Lucy: “They perched in silence. ‘How can we be so diff. . diff…diff. . .” I don’t know that word.
Sam: Yes, you do. That’s the word that starts with a “D.”
Lucy: I’m tired.
Sam: I don’t believe you.
Lucy: Are you calling me a liar?
Sam: Yes. I think you have to read the word.
Sam: Yeah, you have to read that word.
Sam: Yeah. Here it is. There’s the picture where they’re all perched. Now read the word.
Lucy: No! I won’t read the word!
Sam: I’m your father and I’m telling you to read the word. I can tell you to because I’m your father.
Lucy: I’m stupid.
Sam: You are not stupid.

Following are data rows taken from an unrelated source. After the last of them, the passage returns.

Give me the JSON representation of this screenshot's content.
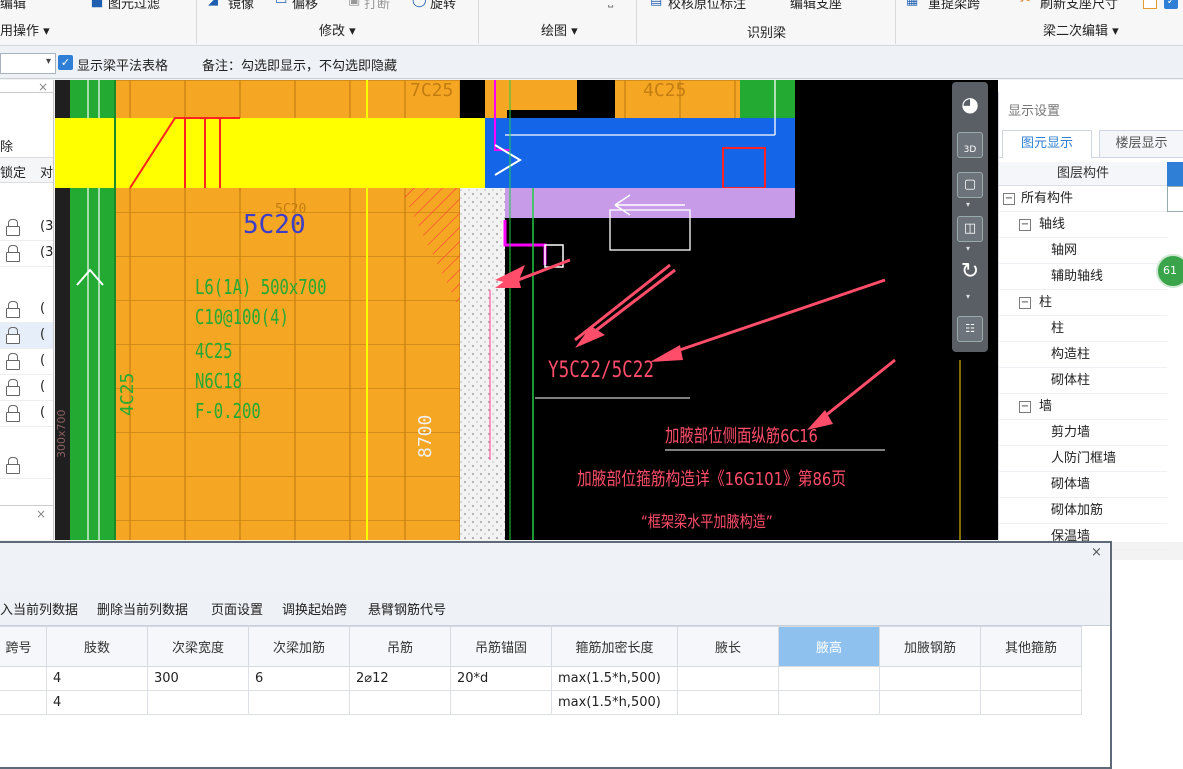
{
  "ribbon": {
    "top_items": [
      "编辑",
      "图元过滤",
      "镜像",
      "偏移",
      "打断",
      "旋转",
      "校核原位标注",
      "编辑支座",
      "重提梁跨",
      "刷新支座尺寸"
    ],
    "groups": {
      "general": "用操作",
      "modify": "修改",
      "draw": "绘图",
      "recognize": "识别梁",
      "secondary_edit": "梁二次编辑"
    }
  },
  "toolbar2": {
    "checkbox_label": "显示梁平法表格",
    "checkbox_checked": true,
    "note": "备注：勾选即显示，不勾选即隐藏"
  },
  "left_panel": {
    "delete_label": "除",
    "col_lock": "锁定",
    "col_other": "对",
    "row_marks": [
      "(3",
      "(3",
      "(",
      "(",
      "(",
      "(",
      "(",
      "",
      ""
    ],
    "side_text": "300x700"
  },
  "canvas": {
    "beam_label_big": "5C20",
    "beam_spec": [
      "L6(1A) 500x700",
      "C10@100(4)",
      "4C25",
      "N6C18",
      "F-0.200"
    ],
    "top_labels": [
      "7C25",
      "4C25"
    ],
    "left_vertical": "4C25",
    "col_label": "8700",
    "small_label": "5C20",
    "rebar_text": "Y5C22/5C22",
    "red_note1": "加腋部位侧面纵筋6C16",
    "red_note2": "加腋部位箍筋构造详《16G101》第86页",
    "red_note3": "“框架梁水平加腋构造”"
  },
  "view_toolbar": {
    "buttons": [
      "orbit",
      "3D",
      "front",
      "cube",
      "rotate",
      "menu"
    ],
    "btn_3d_label": "3D"
  },
  "right_panel": {
    "title": "显示设置",
    "tabs": [
      "图元显示",
      "楼层显示"
    ],
    "active_tab": 0,
    "column_header": "图层构件",
    "tree": [
      {
        "label": "所有构件",
        "level": 0,
        "expand": "−"
      },
      {
        "label": "轴线",
        "level": 1,
        "expand": "−"
      },
      {
        "label": "轴网",
        "level": 2
      },
      {
        "label": "辅助轴线",
        "level": 2
      },
      {
        "label": "柱",
        "level": 1,
        "expand": "−"
      },
      {
        "label": "柱",
        "level": 2
      },
      {
        "label": "构造柱",
        "level": 2
      },
      {
        "label": "砌体柱",
        "level": 2
      },
      {
        "label": "墙",
        "level": 1,
        "expand": "−"
      },
      {
        "label": "剪力墙",
        "level": 2
      },
      {
        "label": "人防门框墙",
        "level": 2
      },
      {
        "label": "砌体墙",
        "level": 2
      },
      {
        "label": "砌体加筋",
        "level": 2
      },
      {
        "label": "保温墙",
        "level": 2
      }
    ],
    "badge": "61"
  },
  "dialog": {
    "close": "×",
    "actions": [
      "入当前列数据",
      "删除当前列数据",
      "页面设置",
      "调换起始跨",
      "悬臂钢筋代号"
    ],
    "columns": [
      "跨号",
      "肢数",
      "次梁宽度",
      "次梁加筋",
      "吊筋",
      "吊筋锚固",
      "箍筋加密长度",
      "腋长",
      "腋高",
      "加腋钢筋",
      "其他箍筋"
    ],
    "selected_column": 8,
    "rows": [
      [
        "",
        "4",
        "300",
        "6",
        "2⌀12",
        "20*d",
        "max(1.5*h,500)",
        "",
        "",
        "",
        ""
      ],
      [
        "",
        "4",
        "",
        "",
        "",
        "",
        "max(1.5*h,500)",
        "",
        "",
        "",
        ""
      ]
    ]
  },
  "colors": {
    "canvas_bg": "#000000",
    "orange_beam": "#f5a623",
    "yellow_beam": "#ffff00",
    "blue_beam": "#1565e8",
    "red_annotation": "#ff4d6a",
    "accent": "#2f7fd6"
  }
}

Lucy: Yes, I am.
Sam: You are not stupid, because you can read that word.
Lucy: I don’t want to read it if you can’t.
Sam: No, because it makes me happy. It makes me happy hearing you read. Yeah. It makes me happy when you’re reading.
Lucy: “They perched in silence for a long time. ‘How can we be so different and feel so much alike?’
mused Flitter. ‘How can we feel so different and be so much alike?’ wondered Pip. ‘I think this is quite a mystery.”‘
Sam: Keep going.
I don’t even know where to begin with this movie. I have so many feelings about it. And there is so much to say. There’s the actual history on which it is based. There’s the amazing ensemble cast, including Sean Penn’s Oscar-winning turn. There’s Dustin Lance Black’s amazing script, which also won an Oscar. But then there’s this anger I get when I watch it because I think about the fall of 2008. This film was released on November 26th, a few weeks after the 2008 election, which in California included the passage of Prop 8. I can’t help but wonder what would have happened if the film had been released earlier. Would it have had an impact? I just wish the studio had thought to try. When it did get released it played at the Castro Theatre in San Francisco for quite a while. That is where I first saw it (I’d just moved earlier in 2008 from Berkeley to San Francisco) and I’ve got to say it just made the whole election all the more bittersweet. Upon several revisits to this film I think this is the superior film from 2008 and it should have gone home with the big prize. But I can see why it didn’t. It’s a film about a very polarizing issue and Slumdog Millionaire was (marketed as) a feel-good film. In the long run I think Milk will be the film people will return to time and again. Milk was nominated for eight Academy Awards, winning two: Best Costume Design, Best Editing, Best Score, Best Original Screenplay (won), Best Supporting Actor Josh Brolin, Best Actor Sean Penn (won), Best Director and Best Picture. The other films nominated for Best Picture that year were The Curious Case of Benjamin Button, Frost/Nixon, The Reader and winner Slumdog Millionaire.
I hadn’t seen this movie until last weekend. I have no idea why I waited so long to see it. I mean, it has a stellar cast and Clint Eastwood is a favorite of mine (as a writer and a director). It’s also based on Dennis Lehane novel (who also wrote the novels on which Shutter Island and Gone Baby Gone were based), with a screenplay written by Brian Helgeland (who shares an Oscar with Curtis Hanson for their on L.A. Confidential). Despite all of that, it took me nearly a decade to actually watch the film. Boy was it worth the wait. It’s probably one of the most tense films I’d ever seen. It was nominated for six Oscars winning two: Best Adapted Screenplay, Best Supporting Actress Marcia Gay Harden, Best Supporting Actor Tim Robbins (won), Best Actor Sean Penn (won), Best Director and Best Picture. Incidentally, this was the first time Best Actor and Best Supporting Actor had come from the same film since 1959’s Ben-Hur. The other films up for Best Picture that year were Lost in Translation, Master and Commander: The Far Side of the World, Seabiscuit and winner The Lord of the Rings: The Return of the King.
This poster seems to emphasize the domestic aspects of Terrence Malick’s newest films that promises to span millennia, including the origins of life – an dinosaurs! – as well as a look at the life of a boy’s relationship with his father. Brad Pitt is the father in the 1950s (or so) and Sean Penn plays the grown up version of the son. I absolutely love everything that Malick has ever done and am more than excited for this film.
The film is set to premiere on May 16, 2011 at the Cannes Film Festival before opening wide on May 27, 2011 in the United States.